While on one hand the comments should be taken as little more than the bumbling of an eccentric billionaire, on another they raise the issue of how post-racial American society really is. That is to say, the bigotry of Trump’s comments isn’t something that’s usually heard in public spaces, but it surely still exists in private ones—a belief that all Latino immigrants have to offer the United States is drugs, crime, and rape. This discounts the huge and ongoing, rich and positive contributions of Latino Americans to American culture on every level. What would American cuisine, music, and fashion be without the influence of Latin Americans? Or more to Trump’s point: without Latino purchasing power (which is slated to surpass $1 trillion early in the next decade), where would the American economy be?
Contrary to Trump’s bigoted opinion, Latino Americans are contributing to the US economy in spades. A 2007 report from the White House Council of Economic Advisers concluded that immigration increases the U.S. GDP by roughly $37 billion each year, “because immigrants increase the size of the total labor force, complement the native-born workforce in terms of skills and education, and stimulate capital investment by adding workers to the labor pool.” That’s not counting the $18.8 billion contribution made to the economy by foreign students, and the $350.7 billion in sales and receipts from Latino-owned businesses each year. Maybe it isn’t surprising that immigrants tend to start new businesses at twice the rate of native-born Americans; but maybe it is surprising that they’re making waves on the startup innovation. The Trump-esque “Let’s build a wall to keep ‘em out” strategy is actually less likely to thwart imaginary rapists, and more like to result in major losses to the GDP.)

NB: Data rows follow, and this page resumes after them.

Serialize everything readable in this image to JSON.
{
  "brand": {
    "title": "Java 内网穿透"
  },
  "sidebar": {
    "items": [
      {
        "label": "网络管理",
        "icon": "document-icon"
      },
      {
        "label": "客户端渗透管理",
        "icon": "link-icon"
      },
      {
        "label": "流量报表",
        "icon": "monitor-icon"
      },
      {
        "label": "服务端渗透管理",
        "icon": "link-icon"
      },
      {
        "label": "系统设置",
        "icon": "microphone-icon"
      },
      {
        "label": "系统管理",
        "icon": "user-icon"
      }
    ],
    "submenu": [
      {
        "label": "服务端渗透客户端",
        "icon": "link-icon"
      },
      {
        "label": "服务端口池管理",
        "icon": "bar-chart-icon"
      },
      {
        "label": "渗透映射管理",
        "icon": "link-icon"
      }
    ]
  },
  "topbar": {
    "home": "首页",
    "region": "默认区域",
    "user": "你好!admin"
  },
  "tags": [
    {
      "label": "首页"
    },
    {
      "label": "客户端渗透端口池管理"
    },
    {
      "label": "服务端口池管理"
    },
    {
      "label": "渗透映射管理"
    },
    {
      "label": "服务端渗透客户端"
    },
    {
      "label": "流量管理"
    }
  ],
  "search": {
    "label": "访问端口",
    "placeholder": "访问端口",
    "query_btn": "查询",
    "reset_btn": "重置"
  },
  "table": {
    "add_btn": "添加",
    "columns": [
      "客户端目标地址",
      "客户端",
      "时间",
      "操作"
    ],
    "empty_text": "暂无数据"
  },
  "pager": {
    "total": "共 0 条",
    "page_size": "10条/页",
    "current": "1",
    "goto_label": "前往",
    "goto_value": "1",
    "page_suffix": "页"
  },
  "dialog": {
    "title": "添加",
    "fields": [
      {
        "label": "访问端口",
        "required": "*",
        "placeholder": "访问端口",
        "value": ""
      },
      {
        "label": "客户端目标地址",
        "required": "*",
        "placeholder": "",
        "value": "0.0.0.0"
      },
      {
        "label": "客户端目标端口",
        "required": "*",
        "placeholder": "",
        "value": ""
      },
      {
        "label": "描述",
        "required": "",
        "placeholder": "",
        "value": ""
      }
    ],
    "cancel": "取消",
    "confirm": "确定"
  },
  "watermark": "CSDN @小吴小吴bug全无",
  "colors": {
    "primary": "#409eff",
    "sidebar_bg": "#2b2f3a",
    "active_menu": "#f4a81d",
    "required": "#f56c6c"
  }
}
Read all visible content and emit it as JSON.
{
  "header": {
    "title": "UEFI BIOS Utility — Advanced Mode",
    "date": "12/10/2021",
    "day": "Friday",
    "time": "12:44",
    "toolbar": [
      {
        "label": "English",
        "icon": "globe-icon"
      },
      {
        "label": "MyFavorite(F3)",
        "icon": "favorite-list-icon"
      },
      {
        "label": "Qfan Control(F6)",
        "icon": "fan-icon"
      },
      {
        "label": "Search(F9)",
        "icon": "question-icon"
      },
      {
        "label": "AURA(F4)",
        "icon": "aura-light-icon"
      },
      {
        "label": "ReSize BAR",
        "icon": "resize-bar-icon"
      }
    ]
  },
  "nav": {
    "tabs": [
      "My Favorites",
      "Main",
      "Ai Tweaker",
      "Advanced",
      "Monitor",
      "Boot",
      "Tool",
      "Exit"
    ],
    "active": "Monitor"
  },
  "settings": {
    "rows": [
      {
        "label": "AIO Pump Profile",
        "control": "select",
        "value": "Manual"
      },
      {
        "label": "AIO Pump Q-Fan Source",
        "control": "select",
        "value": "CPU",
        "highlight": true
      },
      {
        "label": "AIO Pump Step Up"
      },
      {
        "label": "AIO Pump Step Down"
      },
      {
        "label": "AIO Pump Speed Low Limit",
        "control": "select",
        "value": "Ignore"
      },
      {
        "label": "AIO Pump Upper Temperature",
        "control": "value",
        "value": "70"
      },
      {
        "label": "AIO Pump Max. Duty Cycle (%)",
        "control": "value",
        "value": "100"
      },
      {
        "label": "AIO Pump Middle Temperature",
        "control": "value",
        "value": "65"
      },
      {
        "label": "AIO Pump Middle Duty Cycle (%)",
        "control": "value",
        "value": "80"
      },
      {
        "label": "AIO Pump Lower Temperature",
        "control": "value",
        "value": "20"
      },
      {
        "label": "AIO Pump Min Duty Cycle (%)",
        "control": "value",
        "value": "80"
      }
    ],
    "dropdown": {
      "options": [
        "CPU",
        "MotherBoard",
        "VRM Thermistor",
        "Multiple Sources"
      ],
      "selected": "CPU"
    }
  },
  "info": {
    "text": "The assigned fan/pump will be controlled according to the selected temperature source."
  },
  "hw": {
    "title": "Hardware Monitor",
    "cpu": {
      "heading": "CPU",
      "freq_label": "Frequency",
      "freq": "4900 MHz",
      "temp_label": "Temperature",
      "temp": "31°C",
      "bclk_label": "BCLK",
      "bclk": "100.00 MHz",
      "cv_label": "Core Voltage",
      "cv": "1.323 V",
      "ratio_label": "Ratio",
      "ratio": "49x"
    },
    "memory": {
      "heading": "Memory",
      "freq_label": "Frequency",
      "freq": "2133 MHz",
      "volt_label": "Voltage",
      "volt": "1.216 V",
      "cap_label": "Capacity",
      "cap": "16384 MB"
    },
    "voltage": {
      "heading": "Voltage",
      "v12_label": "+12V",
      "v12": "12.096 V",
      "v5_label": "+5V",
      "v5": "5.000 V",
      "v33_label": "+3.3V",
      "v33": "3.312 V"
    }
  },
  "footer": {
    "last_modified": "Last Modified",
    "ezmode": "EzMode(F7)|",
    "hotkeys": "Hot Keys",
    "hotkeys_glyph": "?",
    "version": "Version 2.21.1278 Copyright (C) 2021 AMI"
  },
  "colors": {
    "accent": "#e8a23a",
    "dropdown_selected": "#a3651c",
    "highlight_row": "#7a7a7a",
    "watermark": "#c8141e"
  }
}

But let’s forget dollars and cents for a moment. What about the social, creative and cultural richness that Latino Americans have always brought and continue to bring to American culture? (By “Latino,” I’m referring to the Hispanic ethnicity rather than any particular race, including Mexicans, Puerto Ricans, Colombians, Guatemalans, Cubans, Dominicans, Salvadorans, and effectively anyone else who identifies as Latino.) We make up about 17% of the US population, and we claim as our own world-movers like writer Isabel Allende, Nobel Prize winning physicist Luis Walter Alvarez, Supreme Court Judge Sonya Sotomayor, and ACLU Executive Director Anthony Romero. In film, we’ve brought you Robert Rodríguez, Alejandro González Iñárritu, and Guillermo del Toro. In sports, Ted Williams, Miguel Cabrera, and Oscar de la Hoya. In fashion, Carolina Herrera and Oscar de la Renta. American cuisine has been forever changed by the likes of César Ramirez, Michelle Bernstein, and Elena Reygadas. The lists could go on.
But noting all the achievements and contributions of Latin Americans isn’t enough to address the problem of Trump-esque commentary, because it’s not just about what we are doing for America, but also about what America is doing for us. At 15.4% of the population, Latinos now make up the largest minority group in the US, and we vote at a high rate. Our spending power has risen almost 30% in just three years, to a level greater than the GDP of Mexico or Canada (causing Michael Barrera to call us “the second largest economy in North America”). Regardless of personal politics, that Latino America is a force to be reckoned with is a simple fact. How we vote, what we spend our money on, and other reflections of our values matter to the future of this country. The vast majority of politicians and leaders are aware of this; a few clearly are not.
The cultural legacy of Americanness is about freedom for many kinds of diversity, and the breadth of that diversity is growing all the time, as recent events in the Supreme Court have proven. I hope that Latinos aren’t barred from feeling our worth and value as Americans, and continue to strive for the achievements that have made us so valuable. Likewise, I hope Latinos aren’t made to feel disconnected from the country in which we live, and that we feel confident to claim Americanness, and to take pride in our American culture and our Latino culture at the same time—because, of course, these are deeply and intractably linked. The maxim “United we stand, divided we fall” holds true for cultural identities, too: we are Latinos, and we are Americans. And whether Donald Trump likes it or not, his country is, among many other things, Latino America.
Written by Chris Cabanillas
Photo by Ryan Rodrick Beiler